One cold night in February 1995, my sister, Frida, and I drove down to see our grandmother at Nyköping hospital, after we had been told that she didn’t have long to live. Being at her deathbed was an amazing, deeply moving and transcendent experience.
As soon as we entered the room, it was clear that she was very weak and I’m fairly she sure she was on the maximum dose of morphine but she was still lucid enough to enquire about other family members. After a bit, she turned and looked at my belly. She told me that I would have a son – I never doubted that she knew because she said it with such perfect clarity.
As we were chatting away about family, it almost felt like we had gotten together for a cup of coffee. However, this soon changed… There was a moment’s silence and then she pointed up to the ceiling and smilingly asked if we could see ‘them‘. I shook my head and just kept stroking her arm. I don’t think I said very much at all. My sister, Frida, who had trained as a nurse’s assistant was busy making sure our grandmother was as physically comfortable as possible.
Grandma asked for a drink and Frida managed to wet her lips with a bit of water. I know now that this was the ‘death thirst’ that happens just minutes before the last breath, but because she seemed so lucid none of us believed that she was really dying that night. It was getting late, so we decided to come back the next morning.
Grandma Edith was still strong enough to raise her arm and wave as we left.
‘Love you,’ we said as we walked out of the hospital room.
‘Love you too,’ she said with a tired smile.
As soon as we got back home, the phone rang. She had passed on only minutes after we left the hospital. My sister and I both believe that it was her choice to wait until we had left.
The funeral service was held a week or two later. It took place on a bitterly cold winter’s day, in the little town where she had spent the last decade or so of her life.
After the service we gathered outside the church to walk together to the place where the funeral party would be held.

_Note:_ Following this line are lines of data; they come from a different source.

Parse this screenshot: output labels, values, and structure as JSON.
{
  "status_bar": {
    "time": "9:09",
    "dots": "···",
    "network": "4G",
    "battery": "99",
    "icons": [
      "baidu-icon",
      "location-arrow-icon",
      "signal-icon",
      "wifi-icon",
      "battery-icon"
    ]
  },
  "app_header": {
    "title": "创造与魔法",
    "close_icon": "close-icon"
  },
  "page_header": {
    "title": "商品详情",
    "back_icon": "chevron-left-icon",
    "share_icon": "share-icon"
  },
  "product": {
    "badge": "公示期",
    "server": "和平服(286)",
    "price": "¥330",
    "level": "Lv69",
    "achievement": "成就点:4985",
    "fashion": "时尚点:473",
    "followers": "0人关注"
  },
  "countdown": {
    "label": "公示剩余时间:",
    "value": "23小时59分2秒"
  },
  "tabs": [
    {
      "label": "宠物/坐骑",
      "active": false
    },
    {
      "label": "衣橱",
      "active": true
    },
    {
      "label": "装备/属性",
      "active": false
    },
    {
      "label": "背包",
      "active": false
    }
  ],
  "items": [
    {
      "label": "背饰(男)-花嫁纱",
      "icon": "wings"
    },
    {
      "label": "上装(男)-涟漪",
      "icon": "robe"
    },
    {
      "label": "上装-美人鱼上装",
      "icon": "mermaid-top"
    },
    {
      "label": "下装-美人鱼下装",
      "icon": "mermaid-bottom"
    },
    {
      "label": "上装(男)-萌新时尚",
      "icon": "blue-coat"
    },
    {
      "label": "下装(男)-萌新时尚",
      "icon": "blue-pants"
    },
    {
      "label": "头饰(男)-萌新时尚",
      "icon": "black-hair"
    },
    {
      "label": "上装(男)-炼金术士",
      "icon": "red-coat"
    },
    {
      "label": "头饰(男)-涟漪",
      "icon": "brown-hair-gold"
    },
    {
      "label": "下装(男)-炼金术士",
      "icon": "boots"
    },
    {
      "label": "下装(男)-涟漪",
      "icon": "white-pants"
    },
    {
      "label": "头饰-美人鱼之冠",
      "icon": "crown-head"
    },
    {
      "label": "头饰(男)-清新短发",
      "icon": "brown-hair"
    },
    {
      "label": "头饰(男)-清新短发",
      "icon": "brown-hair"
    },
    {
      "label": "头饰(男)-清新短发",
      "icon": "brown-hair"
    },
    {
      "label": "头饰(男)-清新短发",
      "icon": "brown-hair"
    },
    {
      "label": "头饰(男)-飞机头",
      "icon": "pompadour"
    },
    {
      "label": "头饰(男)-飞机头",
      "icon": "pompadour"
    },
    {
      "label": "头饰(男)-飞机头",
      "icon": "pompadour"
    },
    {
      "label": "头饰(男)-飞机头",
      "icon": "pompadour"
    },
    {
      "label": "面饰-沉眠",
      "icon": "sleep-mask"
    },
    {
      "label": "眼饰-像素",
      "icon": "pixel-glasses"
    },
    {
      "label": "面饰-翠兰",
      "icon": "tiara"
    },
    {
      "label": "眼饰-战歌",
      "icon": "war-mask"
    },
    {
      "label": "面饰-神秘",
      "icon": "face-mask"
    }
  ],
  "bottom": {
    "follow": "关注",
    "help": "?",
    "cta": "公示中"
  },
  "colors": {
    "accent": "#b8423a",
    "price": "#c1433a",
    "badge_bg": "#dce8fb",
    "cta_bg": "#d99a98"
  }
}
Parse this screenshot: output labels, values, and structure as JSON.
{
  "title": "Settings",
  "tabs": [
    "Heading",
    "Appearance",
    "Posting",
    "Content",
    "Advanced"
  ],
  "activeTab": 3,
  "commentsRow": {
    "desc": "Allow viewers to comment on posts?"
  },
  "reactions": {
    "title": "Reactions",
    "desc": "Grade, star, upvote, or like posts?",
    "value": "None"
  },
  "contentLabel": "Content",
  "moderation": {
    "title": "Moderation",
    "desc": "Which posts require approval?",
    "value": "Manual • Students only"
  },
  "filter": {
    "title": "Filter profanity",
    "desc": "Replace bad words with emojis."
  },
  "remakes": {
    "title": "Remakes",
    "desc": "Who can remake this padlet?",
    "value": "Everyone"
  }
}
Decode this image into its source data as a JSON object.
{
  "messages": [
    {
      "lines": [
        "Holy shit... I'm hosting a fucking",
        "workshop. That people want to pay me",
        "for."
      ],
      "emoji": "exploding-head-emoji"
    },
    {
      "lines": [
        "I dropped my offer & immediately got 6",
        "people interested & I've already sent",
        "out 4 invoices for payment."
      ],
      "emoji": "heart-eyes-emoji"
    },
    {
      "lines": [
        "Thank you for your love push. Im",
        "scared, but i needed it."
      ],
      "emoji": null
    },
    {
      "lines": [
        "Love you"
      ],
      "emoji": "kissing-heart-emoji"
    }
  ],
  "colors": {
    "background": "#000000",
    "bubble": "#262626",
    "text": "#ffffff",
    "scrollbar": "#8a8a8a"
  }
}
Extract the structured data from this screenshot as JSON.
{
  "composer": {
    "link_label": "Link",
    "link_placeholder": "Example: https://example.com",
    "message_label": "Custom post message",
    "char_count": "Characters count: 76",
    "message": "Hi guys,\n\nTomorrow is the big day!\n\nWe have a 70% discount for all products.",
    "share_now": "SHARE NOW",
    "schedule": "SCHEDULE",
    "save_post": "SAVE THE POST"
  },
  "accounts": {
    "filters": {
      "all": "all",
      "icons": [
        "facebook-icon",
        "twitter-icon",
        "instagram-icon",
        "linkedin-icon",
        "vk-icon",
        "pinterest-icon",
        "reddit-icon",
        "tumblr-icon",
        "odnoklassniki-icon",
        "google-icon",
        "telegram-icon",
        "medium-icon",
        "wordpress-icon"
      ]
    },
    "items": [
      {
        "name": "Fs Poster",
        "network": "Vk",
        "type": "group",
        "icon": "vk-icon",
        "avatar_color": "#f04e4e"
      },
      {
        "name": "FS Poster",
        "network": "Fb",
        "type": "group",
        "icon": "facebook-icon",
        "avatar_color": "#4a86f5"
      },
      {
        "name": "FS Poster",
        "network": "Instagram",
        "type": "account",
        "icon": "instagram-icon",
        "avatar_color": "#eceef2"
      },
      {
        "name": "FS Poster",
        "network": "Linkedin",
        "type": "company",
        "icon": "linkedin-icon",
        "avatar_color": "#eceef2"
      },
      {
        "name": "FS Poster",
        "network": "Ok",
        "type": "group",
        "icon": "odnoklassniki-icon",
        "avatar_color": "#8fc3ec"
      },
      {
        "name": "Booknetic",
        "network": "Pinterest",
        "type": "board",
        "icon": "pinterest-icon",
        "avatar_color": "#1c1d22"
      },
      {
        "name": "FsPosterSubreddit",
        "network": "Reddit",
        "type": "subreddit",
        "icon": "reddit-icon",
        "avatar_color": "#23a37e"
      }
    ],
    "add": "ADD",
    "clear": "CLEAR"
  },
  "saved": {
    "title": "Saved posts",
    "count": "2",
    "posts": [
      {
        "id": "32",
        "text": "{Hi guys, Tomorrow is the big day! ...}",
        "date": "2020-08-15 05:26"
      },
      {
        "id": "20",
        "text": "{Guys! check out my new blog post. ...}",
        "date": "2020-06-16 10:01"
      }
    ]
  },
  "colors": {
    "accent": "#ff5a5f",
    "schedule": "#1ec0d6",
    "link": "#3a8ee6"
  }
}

As we stood there in silence, a yellow butterfly lit on the snow-covered ground in front of us. We all saw it. Some of us pointed and gasped… but we were all too gobsmacked to say anything until the butterfly fluttered off again.
Ten years later, I went to see a medium who lives in the North Stockholm area. The message she passed on from my grandmother was simple:
Your grandmother wants you to know that when you see a yellow butterfly, it’s her.
My grandmother was a survivor. She had a tough start in life and survived 6 years in an orphanage after both her parents died of tuberculosis. A fighter and Freddie Mercury’s number one fan, it made sense that she wouldn’t go without leaving us evidence of her soul’s survival.
Grandma and Freddie are living it up on the other side, I’m sure 🙂